Why have the European Union and the Russian Federation encountered severe difficulties in developing their relationship? Why haven’t the parties lived up to the initial promise and enthusiasm of the early 1990s?
Beginning with the immediate aftermath of the dissolution of the Soviet Union, this book provides a practical answer to these questions whilst linking the issues to International Relations theorizing. Taking into account both the role of ideas and power, the book links the topic with three variants of mainstream theorizing: the English School, (neoliberal) institutionalism and constructivism. In the process a multi-causal framework that looks for points of convergence between different paradigms in the study of IR is developed.

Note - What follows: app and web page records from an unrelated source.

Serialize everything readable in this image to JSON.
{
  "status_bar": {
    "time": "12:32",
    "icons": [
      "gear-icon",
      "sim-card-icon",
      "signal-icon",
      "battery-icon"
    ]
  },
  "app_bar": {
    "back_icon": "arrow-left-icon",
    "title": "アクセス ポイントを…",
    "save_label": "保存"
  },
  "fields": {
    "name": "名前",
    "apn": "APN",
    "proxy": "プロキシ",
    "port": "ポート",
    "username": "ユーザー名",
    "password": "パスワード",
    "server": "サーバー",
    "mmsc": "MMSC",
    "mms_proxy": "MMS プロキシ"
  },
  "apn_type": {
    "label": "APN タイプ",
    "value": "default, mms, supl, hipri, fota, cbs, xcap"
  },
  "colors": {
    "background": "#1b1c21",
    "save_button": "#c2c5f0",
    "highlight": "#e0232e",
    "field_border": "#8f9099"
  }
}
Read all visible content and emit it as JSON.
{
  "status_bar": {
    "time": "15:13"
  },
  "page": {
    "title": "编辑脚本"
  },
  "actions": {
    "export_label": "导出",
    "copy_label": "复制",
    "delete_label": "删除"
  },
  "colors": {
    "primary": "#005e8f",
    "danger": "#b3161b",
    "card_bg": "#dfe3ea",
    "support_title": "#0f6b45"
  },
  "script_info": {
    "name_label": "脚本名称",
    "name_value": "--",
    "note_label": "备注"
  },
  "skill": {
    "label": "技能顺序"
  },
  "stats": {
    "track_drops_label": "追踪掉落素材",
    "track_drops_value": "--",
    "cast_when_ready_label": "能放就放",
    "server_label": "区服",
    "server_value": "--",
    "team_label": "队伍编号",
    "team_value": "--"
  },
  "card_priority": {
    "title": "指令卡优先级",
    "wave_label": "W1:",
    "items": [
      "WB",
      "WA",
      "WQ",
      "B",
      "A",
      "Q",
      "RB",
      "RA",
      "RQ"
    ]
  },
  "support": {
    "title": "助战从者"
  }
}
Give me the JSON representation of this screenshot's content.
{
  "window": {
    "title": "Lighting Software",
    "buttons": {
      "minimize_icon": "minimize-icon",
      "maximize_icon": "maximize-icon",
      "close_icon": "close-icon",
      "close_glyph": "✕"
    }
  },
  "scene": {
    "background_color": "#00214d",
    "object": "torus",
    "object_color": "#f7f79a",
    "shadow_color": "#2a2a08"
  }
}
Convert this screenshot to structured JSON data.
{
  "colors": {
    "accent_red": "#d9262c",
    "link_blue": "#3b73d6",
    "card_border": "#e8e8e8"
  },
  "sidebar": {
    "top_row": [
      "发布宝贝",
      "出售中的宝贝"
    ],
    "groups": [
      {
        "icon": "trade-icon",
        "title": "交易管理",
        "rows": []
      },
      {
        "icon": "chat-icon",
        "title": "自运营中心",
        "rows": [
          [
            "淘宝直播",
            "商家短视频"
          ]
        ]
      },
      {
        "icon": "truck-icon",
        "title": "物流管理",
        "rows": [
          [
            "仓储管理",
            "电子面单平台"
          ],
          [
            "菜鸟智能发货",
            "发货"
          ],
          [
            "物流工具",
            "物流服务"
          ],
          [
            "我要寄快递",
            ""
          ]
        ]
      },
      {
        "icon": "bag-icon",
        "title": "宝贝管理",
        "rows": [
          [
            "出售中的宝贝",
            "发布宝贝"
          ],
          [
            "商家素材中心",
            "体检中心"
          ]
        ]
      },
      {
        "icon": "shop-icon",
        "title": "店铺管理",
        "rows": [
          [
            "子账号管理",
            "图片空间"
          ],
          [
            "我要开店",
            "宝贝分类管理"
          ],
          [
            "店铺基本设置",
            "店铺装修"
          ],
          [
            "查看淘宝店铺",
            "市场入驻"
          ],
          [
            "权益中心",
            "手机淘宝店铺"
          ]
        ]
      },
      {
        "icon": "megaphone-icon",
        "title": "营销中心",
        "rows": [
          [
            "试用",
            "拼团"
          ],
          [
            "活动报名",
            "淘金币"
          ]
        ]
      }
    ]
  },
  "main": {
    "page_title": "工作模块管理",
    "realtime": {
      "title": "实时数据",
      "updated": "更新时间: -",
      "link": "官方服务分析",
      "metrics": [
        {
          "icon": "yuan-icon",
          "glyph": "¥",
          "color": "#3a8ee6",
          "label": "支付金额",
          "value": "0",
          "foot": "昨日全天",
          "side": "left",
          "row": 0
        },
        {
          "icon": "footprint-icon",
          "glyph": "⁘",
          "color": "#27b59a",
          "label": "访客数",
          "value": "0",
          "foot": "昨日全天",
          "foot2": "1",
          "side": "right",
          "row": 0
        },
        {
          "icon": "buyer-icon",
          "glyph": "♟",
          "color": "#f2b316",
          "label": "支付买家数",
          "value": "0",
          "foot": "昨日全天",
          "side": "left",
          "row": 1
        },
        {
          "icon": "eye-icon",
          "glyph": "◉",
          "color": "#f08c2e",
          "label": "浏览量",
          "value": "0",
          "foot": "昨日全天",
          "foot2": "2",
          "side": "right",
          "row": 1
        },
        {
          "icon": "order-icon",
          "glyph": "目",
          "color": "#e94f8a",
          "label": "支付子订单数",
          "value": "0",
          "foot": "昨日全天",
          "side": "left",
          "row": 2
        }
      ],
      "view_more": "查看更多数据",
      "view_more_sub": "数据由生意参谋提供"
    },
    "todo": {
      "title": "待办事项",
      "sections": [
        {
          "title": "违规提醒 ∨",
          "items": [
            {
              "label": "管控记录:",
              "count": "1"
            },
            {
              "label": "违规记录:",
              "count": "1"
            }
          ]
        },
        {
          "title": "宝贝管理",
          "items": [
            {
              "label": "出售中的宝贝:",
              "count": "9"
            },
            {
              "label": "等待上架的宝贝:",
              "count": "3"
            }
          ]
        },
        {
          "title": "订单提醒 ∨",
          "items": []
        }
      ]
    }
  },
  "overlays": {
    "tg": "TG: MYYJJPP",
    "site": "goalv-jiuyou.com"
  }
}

Providing an overview, history and explanation of the problems of institutionalization in EU-Russia relations during the post-Cold War era, this book is vital reading for students and scholars of the EU and Russia, European studies, European security and Russian foreign policy. It will also be of major interest to scholars of International Relations theory.
Table of Contents
1. Introduction 2. Theoretical Complementarity and Multi-causal Social Mechanisms in the Study of International Relations 3. Theorising EU–Russia Institutionalised Interaction 4. Multi-method Analysis in a Study of International Institutionalisation 5. Establishing the Baseline: Negotiating the Partnership and Cooperation Agreement 1992–94 6. Comparing the Strategy Documents 7. The Second Chechen War 8. The Four Common Spaces 9. The Northern Dimension 10. Conclusions
'Complex but very well argued, this thought-provoking book discloses a path towards a deeper understanding of the different perspectives of these two crucial actors, making it possible to identify what is likely to be the basis of their future policies and interactions.' - The International Spectator, Vol. 46, No. 1 (March 2011), 160